The Turkish lira hit yet another record low on Oct. 22 amid growing concerns about the economy's health, as it dropped to 9.66 against the U.S. dollar.
Although the Turkish lira has been plunging for many weeks now amid concerns about the deteriorating economy, its loss has accelerated following President Recep Tayyip Erdoğan's interference in the Central Bank.
Erdoğan, a self-described “enemy” of high-interest rates, fired three members of the Central Bank's monetary policy committee last week.
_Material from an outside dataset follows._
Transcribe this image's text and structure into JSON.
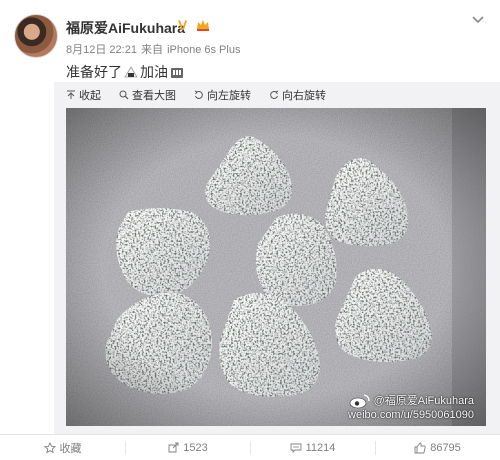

The fired staff included the only person to oppose a decision last month to cut rates.
Afterwards, the bank slashed its key interest rate from 18 percent to 16 percent on Oct. 21, defying warnings from the business world and opposition parties that it must act in line with its independent mandate, and not the wishes of Erdoğan.
Later on Oct. 21, in a decision that could further erode foreign investment in Turkey after a years-long exodus, the Financial Action Task Force (FATF) downgraded Turkey to a so-called grey list for failing to head off money laundering and terrorist financing.
Foreign investors have fled Turkey in recent years, citing political interference in monetary policy, double-digit inflation and low official foreign currency reserves.